A troubling trend has emerged in American politics: conservatives in congress, conservative presidential candidates, and the conservative punditry have staked out radical positions that continually oppose the Pentagon's efforts to keep America safe. On major issue after major issue confronting the military and our nation's security, conservatives have time and again attacked the military's advice in order to both obstruct progress and score political points against the Obama administration. This politicking, which is often based on factual distortions, has pitted the conservative movement against the very institutions that safeguard our freedom and security. As NSN Senior Advisor Major General Paul D. Eaton, U.S. Army (Ret.), recently wrote: "No one is safe it seems" from these pundits.

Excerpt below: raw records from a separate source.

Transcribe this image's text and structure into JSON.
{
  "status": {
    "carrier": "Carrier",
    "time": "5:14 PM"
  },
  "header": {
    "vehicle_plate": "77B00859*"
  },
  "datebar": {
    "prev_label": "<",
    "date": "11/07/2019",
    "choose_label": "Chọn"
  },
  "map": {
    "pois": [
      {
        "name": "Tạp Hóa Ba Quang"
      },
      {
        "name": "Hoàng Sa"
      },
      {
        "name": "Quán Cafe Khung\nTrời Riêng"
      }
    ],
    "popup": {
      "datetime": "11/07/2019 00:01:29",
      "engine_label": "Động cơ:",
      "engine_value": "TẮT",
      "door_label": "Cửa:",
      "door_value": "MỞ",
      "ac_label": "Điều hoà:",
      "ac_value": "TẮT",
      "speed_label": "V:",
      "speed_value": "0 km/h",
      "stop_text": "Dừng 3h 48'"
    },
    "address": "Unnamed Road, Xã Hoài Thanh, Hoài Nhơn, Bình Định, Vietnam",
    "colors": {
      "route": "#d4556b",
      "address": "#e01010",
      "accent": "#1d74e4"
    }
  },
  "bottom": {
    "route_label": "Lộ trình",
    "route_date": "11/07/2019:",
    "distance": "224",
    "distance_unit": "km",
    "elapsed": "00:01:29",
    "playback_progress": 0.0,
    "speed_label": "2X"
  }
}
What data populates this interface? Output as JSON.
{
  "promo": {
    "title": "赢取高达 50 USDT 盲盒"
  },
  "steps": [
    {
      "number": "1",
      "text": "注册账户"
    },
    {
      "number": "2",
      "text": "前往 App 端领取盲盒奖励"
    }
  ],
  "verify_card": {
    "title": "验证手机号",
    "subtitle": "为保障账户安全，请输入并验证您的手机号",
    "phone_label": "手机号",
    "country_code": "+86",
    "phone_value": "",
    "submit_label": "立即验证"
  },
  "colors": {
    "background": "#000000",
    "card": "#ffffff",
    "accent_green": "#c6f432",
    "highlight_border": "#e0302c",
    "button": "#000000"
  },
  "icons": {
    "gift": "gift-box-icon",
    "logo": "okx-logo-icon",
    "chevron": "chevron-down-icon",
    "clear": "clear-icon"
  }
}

Two separate attacks took place in Northwest Pakistan this morning, including one against the U.S. Consulate in Peshawar. Following an attack on a political ceremony held in Lower Dir, militants, believed to be members of the Pakistani Taliban, assaulted the consulate with bombs and rocket launchers. While there were no reported U.S. casualties, a local police official reported that four militants and three Pakistani security personnel had been killed. The Pakistani Taliban took credit for the attacks, reportedly claiming that they were in reprisal for the wave of drone strikes conducted on militants operating along the country's border with Afghanistan. These attacks reaffirm the importance of the Obama administration's engagement policy towards Pakistan.